Keep an eye on your electrician.
The billboards are the creation of lifetime Houstonian Scott Van Dyke, who is locked in a big legal battle with the folks who did the repairs on his home after Hurricane Ike.
Not just any home. Van Dyke bought the old MD Anderson mansion in the Museum District.
“I wanted to get the message out that there is a lot going on behind the walls in my opinion that people are not aware of and could come back and either burn down their homes or even kill them,” says Van Dyke.
Lots of Houstonians are complaining about post-hurricane contractors these days. Van Dyke’s case in in the courts, waiting for a decision by the 14th Court of Appeals.
Van Dyke had stopped paying the bills when the cost of the work went way over what he was told it would cost. He got sued by the contractor.
That’s when he first learned a lot of the electrical work didn’t meet code and was dangerous.
The jury in Van Dyke’s case sided with the contractor and ever since Van Dyke has been on a mission, wanting to warn Houstonians to check the work as it’s being done.
The case also has raised questions about possible conflicts of interest.
The contractor fighting Van Dyke paid a member of the City of Houston electric board to help him win the case. The electric board polices fights over electrical work to make sure it’s safe.

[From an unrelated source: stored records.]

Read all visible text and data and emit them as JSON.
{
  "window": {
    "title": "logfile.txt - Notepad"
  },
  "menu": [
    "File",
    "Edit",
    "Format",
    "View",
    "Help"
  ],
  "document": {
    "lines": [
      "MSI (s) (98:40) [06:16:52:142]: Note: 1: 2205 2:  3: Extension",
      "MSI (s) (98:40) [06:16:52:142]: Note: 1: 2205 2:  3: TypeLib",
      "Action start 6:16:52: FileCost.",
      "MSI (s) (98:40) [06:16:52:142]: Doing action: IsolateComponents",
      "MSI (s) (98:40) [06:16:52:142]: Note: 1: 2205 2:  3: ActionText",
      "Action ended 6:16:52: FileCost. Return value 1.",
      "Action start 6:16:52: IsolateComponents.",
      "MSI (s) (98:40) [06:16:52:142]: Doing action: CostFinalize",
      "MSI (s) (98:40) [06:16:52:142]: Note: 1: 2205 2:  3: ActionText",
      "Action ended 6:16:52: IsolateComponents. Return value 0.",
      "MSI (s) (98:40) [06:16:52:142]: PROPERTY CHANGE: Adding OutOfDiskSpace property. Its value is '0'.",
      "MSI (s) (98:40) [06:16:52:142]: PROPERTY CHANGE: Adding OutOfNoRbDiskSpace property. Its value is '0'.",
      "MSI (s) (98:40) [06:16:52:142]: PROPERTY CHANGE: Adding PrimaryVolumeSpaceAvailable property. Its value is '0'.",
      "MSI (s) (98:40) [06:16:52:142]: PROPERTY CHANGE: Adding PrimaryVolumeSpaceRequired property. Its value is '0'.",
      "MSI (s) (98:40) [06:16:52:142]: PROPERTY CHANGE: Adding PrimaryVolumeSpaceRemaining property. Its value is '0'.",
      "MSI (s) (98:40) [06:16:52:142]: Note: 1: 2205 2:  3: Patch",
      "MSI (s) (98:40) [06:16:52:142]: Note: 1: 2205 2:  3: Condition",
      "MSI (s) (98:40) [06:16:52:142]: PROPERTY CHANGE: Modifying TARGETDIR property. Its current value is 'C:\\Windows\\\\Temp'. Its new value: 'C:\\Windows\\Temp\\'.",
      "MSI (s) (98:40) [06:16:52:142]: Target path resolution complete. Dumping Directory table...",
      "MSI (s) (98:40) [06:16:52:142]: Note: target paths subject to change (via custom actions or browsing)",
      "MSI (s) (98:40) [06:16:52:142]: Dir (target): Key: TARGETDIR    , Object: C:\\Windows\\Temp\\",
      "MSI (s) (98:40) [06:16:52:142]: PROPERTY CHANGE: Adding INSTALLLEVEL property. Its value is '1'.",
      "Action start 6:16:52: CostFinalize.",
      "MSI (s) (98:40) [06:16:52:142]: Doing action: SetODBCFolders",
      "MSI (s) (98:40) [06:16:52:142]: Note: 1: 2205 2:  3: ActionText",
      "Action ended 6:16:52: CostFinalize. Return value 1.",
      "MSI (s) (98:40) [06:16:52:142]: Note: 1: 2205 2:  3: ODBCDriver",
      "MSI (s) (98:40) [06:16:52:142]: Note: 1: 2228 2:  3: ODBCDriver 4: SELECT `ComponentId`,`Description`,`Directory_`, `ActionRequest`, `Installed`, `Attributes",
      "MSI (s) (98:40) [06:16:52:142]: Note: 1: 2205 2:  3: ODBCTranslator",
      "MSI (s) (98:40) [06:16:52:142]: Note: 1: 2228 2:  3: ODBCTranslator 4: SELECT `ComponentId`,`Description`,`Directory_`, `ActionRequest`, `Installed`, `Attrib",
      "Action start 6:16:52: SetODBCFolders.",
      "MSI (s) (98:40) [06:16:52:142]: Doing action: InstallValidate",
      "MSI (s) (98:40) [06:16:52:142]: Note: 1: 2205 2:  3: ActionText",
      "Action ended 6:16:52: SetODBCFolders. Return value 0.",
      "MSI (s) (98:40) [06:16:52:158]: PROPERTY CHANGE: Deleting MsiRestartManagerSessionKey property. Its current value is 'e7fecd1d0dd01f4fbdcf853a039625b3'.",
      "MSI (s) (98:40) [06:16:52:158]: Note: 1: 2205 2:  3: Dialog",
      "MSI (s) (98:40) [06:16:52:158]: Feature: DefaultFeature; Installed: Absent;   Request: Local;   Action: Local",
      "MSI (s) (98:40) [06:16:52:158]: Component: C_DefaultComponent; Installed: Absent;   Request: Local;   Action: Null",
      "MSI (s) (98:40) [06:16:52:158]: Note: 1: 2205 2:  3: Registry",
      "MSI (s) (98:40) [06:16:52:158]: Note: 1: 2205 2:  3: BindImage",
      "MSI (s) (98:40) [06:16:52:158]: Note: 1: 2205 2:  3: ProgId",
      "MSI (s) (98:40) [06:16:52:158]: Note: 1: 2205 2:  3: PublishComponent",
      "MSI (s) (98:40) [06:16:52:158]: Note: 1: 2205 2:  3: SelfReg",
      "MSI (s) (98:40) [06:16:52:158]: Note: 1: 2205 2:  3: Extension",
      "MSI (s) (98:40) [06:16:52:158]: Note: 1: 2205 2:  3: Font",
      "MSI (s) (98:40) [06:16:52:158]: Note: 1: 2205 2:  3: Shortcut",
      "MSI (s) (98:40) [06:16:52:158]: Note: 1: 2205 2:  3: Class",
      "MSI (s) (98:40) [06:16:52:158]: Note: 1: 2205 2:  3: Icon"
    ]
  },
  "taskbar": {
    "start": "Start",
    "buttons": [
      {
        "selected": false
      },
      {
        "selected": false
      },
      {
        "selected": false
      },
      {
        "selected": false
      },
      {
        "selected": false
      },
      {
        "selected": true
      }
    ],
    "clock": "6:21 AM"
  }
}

“If a person is on the electrical board they should not be allowed to be a paid expert in an electrical lawsuit because the very reason the contractor is hiring him is because of his influence.”
The 14th court of appeals hasn’t ruled yet, but Van Dyke hopes the billboards can save a life.